Assessing impact of integrated natural resources management technologies in watersheds uri icon


  • Natural resource management (NRM) is an impertant issue to be addressed carefully,more so in the semi-arid tropics where majority of the rural livelihoods are dependenton agriculture, Water scarcity and land degradation are the major constraints alongwith poor socio-economic conditions and lack of infrastructure for increasingagricultural productivity of rainfed systems. The sustainability of production, soilquality and other environment resources are the major impact factors of INRM. Withwatershed as an entry point, assessing the impact of integrated natural (INRM) interventions offer useful information 'on the performance ofagricultural watersheds. Pathways of impact in watersheds are multi-pronged (Fig. 1)and complex demanding critical analytical framework to assess the impact of. watersheds. Agricultural interventions typically involve opening closed naturalsystems thai may have attained certain equilibrium; Such products as food, feed,fuel, etc. are exported from the system reSUlting in more outflows than inflows. Whenthis happens, unless outflows are complemented by external inputs, resourceproductivity will gradually decline. Land degradation is a commonly used term todescribe this situation and refers to the productivity loss andj or diminishIng abilityof land to provide such esst;ntial ecological services as groundwater recharging,carbon fixation and storage, detoxification o f harmful compounds, and waterpurification.
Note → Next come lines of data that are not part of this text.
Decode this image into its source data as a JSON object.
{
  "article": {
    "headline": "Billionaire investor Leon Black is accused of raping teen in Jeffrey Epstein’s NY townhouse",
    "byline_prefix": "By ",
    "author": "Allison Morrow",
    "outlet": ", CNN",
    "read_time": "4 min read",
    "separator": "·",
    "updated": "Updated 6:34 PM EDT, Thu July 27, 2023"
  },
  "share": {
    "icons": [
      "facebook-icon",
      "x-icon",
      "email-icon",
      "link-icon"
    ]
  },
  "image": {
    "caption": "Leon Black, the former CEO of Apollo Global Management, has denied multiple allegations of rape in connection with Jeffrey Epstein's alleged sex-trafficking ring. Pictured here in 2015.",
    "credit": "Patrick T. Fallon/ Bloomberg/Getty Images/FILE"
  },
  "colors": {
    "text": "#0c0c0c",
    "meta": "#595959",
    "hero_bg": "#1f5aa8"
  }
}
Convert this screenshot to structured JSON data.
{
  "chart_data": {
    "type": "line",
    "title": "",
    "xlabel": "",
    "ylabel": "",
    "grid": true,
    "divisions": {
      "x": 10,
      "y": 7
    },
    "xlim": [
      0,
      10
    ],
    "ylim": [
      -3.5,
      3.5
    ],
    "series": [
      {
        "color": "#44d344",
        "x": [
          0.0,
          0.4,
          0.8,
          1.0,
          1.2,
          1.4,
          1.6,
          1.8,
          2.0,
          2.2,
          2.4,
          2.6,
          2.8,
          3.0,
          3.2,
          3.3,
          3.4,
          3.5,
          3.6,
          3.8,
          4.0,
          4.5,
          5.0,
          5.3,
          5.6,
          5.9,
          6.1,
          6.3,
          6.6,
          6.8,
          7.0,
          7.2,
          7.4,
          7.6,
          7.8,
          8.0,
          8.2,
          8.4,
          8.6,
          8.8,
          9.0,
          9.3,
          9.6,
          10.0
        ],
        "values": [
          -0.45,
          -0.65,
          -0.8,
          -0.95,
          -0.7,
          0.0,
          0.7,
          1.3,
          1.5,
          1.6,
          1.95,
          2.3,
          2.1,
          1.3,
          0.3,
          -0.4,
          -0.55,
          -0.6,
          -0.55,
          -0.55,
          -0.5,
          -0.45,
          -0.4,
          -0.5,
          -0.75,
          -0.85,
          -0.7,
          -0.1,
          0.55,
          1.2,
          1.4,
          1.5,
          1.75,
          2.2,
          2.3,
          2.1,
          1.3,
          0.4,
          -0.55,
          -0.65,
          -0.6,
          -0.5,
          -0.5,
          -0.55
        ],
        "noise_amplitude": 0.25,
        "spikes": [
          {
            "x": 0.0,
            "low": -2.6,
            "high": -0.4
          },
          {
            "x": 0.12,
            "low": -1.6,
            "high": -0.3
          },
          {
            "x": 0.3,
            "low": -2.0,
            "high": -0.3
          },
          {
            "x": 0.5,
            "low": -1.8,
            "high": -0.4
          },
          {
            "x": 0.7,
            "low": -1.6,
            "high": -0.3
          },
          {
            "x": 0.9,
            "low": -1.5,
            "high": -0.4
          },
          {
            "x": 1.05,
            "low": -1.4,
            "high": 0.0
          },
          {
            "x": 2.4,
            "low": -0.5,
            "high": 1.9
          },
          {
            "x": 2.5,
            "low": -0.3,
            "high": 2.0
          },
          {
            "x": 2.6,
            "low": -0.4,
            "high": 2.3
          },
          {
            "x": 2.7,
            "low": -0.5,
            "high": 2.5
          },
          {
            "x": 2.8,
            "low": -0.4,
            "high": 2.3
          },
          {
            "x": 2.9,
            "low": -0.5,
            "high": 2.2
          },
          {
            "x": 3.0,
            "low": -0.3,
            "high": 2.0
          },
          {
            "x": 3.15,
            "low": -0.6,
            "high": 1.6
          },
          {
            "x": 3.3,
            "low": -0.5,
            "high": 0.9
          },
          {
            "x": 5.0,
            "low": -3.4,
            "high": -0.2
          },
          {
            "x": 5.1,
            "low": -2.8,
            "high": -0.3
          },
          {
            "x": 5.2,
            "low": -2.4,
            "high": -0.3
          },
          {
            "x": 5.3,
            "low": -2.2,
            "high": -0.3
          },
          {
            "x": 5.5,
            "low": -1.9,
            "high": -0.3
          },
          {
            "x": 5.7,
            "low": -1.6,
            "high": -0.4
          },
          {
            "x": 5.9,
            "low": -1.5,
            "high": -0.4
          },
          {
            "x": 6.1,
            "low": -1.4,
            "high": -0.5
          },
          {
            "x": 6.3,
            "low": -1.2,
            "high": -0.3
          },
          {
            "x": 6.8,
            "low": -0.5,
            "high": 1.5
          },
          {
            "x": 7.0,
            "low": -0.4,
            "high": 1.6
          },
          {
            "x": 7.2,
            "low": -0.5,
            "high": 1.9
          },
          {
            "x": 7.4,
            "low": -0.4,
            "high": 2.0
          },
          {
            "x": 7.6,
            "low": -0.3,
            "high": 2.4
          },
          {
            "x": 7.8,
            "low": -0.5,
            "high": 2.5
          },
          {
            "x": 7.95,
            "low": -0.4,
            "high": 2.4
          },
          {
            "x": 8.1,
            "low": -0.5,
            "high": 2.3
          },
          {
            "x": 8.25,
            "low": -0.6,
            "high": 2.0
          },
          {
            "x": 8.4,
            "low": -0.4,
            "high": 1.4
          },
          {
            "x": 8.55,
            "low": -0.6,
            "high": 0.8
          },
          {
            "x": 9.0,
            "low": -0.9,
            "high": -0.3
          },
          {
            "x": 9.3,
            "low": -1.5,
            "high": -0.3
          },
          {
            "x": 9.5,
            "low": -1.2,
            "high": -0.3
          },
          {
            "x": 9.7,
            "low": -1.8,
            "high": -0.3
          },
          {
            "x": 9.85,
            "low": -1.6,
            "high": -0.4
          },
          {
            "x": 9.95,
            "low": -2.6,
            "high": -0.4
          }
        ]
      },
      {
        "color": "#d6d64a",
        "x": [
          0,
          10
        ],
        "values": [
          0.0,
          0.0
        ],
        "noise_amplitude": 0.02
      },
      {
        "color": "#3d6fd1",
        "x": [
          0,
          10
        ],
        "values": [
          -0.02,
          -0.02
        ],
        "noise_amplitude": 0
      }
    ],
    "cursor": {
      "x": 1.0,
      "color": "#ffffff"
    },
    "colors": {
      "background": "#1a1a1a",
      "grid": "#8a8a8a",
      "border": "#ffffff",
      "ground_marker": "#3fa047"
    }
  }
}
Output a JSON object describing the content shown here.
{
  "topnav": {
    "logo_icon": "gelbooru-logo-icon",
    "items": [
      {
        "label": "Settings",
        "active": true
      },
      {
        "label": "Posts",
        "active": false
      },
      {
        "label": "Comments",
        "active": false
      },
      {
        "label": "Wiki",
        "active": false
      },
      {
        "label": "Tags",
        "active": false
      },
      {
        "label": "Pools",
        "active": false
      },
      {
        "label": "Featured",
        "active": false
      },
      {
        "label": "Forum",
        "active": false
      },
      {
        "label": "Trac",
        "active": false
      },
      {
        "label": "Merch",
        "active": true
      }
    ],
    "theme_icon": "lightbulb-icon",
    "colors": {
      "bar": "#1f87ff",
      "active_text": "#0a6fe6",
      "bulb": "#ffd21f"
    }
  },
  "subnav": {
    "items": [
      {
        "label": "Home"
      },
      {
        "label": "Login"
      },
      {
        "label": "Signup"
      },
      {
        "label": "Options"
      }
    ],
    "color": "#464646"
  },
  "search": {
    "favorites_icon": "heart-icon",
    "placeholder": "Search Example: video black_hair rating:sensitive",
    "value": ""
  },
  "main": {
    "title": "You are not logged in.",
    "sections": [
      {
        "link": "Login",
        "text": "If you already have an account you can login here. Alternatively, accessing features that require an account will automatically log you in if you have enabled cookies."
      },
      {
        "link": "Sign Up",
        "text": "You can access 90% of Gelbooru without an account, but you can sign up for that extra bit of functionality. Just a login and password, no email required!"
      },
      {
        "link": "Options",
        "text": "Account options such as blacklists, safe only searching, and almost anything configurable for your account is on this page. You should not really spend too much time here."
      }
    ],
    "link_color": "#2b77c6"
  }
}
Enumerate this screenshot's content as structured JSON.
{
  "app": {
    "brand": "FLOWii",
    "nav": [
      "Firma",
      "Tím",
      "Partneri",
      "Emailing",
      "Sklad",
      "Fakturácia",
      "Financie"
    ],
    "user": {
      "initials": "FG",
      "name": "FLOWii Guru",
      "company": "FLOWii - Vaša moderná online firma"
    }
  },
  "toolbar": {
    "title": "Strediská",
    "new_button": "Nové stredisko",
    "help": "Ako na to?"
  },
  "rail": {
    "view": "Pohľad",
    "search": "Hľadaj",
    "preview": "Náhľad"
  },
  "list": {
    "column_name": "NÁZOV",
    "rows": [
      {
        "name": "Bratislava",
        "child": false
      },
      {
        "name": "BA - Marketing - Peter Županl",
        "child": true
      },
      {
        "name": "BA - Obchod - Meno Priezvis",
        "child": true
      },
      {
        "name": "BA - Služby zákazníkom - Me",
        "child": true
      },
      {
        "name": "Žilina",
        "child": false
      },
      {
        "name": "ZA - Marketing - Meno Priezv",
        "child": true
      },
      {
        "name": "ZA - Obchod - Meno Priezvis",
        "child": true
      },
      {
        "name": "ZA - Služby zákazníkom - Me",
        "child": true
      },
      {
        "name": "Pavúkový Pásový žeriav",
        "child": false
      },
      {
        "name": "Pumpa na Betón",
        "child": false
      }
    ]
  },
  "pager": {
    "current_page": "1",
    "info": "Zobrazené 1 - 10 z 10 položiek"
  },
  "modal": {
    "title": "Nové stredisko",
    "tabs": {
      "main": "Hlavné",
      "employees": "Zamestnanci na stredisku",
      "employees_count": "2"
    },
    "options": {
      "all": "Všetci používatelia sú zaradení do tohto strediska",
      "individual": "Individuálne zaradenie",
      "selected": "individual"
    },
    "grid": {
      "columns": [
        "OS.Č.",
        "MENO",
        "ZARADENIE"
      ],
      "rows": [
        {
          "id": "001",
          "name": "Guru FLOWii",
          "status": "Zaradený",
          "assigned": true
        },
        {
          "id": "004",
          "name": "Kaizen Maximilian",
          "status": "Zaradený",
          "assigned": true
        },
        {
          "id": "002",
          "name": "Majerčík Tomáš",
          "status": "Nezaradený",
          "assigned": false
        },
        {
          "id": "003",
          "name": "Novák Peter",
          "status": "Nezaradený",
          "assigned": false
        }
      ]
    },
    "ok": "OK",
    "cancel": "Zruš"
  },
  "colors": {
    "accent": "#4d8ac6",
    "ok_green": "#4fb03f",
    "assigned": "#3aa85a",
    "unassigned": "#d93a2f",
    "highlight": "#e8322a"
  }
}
In order. to minimise the process of degradation and to maintainproductive capacity and ability to provide ecosystem services for present arid futuregenerations, various natural resource management (INRM) options have beendeveloped and implemented (Wahi et al., 2004)

publication date

  • 2006